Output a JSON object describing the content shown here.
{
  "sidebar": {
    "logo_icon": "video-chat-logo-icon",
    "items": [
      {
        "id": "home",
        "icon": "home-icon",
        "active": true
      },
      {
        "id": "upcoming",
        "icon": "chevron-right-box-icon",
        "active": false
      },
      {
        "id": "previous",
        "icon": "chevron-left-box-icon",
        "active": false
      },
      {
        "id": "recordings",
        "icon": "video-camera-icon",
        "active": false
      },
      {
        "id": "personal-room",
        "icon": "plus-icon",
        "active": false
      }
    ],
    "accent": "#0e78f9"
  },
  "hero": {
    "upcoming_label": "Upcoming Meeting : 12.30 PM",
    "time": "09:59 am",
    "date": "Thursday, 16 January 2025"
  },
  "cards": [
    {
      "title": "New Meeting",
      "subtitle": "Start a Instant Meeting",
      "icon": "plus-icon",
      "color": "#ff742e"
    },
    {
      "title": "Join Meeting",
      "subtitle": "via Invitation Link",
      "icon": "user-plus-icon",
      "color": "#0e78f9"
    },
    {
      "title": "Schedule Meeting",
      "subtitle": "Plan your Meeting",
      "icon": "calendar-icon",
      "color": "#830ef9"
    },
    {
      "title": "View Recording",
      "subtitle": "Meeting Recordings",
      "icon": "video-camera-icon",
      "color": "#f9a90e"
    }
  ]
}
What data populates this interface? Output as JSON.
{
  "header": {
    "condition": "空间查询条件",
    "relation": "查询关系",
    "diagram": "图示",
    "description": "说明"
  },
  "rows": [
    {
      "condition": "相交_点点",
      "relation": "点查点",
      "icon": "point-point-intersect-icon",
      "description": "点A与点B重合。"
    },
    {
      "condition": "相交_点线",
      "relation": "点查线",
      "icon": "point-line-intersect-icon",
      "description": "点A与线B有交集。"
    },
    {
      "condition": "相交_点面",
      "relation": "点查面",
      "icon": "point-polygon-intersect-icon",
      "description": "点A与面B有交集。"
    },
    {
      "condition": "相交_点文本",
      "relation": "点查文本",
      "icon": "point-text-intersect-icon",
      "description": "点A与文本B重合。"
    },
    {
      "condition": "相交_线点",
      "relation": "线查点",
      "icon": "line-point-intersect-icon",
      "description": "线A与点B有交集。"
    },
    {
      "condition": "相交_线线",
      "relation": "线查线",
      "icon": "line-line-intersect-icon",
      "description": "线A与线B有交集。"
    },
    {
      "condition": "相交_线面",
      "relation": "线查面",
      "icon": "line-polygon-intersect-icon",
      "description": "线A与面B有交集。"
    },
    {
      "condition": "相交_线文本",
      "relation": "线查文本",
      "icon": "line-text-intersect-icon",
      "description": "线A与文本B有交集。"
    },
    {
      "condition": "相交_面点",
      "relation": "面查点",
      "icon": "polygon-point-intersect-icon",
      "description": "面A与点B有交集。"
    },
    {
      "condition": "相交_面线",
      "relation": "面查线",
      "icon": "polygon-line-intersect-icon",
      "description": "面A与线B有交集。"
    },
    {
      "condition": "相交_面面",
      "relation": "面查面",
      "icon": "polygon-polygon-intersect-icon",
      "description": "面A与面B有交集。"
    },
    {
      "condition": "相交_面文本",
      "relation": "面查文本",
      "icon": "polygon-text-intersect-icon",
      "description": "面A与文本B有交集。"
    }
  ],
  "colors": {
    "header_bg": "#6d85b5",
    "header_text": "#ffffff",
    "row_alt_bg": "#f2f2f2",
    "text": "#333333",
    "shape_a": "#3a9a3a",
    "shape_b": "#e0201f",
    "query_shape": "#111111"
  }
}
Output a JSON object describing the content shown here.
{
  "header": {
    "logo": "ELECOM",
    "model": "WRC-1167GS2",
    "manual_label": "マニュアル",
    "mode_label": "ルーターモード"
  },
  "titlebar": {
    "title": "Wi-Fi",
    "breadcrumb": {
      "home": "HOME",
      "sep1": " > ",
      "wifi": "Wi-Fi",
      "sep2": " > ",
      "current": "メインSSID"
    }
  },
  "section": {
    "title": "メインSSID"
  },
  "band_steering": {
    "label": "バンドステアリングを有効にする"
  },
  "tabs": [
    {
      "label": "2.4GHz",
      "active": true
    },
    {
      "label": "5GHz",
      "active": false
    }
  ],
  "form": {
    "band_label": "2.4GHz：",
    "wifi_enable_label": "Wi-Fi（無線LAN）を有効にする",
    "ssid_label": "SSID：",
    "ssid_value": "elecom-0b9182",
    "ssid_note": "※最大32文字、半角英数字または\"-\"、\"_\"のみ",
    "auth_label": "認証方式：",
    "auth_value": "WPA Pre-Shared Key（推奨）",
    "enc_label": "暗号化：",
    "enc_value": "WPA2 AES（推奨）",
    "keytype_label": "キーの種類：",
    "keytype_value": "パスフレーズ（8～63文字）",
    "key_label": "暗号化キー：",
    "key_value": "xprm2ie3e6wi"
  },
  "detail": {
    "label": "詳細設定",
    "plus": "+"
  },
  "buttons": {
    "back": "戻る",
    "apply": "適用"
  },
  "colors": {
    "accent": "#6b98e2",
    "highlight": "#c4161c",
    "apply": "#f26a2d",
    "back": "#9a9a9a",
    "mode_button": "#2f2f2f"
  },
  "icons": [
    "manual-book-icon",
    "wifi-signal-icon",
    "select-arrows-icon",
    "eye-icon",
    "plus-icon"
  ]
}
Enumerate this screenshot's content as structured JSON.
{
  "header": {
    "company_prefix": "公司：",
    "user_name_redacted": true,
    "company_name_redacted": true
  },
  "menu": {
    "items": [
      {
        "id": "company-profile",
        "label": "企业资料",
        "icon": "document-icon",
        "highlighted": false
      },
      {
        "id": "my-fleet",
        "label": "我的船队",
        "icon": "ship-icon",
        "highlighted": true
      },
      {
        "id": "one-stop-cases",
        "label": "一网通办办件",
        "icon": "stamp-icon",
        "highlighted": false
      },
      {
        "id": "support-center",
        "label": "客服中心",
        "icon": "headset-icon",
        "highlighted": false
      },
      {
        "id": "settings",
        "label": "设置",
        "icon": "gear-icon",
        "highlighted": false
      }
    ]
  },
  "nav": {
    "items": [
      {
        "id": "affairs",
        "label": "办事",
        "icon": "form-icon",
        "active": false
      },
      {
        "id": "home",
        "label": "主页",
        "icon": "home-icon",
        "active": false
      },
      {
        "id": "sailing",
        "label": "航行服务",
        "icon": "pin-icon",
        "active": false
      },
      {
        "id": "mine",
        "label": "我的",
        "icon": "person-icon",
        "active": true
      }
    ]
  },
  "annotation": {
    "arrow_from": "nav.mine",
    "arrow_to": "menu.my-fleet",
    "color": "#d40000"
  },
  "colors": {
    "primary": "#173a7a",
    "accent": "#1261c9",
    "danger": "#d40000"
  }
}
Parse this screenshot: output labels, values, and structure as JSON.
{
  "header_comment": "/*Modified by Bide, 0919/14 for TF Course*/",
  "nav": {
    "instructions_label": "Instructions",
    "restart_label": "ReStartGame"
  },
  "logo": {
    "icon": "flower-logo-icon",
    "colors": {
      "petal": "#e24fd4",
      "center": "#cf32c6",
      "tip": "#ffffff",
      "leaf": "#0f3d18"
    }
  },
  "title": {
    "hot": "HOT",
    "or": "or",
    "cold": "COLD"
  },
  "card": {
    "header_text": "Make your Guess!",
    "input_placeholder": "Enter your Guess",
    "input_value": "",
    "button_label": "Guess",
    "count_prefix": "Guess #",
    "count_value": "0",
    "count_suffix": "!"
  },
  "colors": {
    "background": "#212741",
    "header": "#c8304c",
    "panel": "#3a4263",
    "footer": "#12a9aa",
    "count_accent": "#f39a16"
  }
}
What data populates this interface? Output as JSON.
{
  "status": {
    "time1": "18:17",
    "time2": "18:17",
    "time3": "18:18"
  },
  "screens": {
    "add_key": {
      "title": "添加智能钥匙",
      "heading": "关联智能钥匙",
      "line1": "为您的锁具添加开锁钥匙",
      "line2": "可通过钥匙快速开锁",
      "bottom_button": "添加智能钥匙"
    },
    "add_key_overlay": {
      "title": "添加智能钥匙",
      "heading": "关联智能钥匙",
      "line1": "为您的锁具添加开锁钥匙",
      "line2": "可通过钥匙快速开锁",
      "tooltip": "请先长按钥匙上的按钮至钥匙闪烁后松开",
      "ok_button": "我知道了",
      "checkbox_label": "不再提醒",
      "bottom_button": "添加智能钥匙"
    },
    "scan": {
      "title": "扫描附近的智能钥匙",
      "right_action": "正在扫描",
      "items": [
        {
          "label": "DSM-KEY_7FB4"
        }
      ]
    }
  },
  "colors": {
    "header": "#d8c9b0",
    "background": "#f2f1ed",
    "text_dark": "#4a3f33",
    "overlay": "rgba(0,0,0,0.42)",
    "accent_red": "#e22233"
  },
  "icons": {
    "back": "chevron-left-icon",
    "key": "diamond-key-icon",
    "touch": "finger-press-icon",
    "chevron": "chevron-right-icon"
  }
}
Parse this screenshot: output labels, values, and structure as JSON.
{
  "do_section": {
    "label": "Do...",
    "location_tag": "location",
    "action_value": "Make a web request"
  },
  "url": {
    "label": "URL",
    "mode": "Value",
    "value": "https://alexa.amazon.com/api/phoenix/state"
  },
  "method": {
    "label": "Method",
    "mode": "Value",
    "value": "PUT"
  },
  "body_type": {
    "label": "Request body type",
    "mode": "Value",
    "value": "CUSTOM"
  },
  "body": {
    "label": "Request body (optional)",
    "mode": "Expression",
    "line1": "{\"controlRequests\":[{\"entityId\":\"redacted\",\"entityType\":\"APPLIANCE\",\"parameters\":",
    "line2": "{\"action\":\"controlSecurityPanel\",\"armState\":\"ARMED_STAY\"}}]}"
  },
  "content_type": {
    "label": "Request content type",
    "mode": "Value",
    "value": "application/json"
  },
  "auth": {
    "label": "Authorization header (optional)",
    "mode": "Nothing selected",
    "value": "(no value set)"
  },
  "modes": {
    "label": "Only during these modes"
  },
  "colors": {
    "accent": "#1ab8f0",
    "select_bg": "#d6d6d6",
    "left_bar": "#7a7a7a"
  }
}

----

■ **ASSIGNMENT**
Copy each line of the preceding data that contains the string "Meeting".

■ **REPLY**
    "upcoming_label": "Upcoming Meeting : 12.30 PM",
      "title": "New Meeting",
      "subtitle": "Start a Instant Meeting",
      "title": "Join Meeting",
      "title": "Schedule Meeting",
      "subtitle": "Plan your Meeting",
      "subtitle": "Meeting Recordings",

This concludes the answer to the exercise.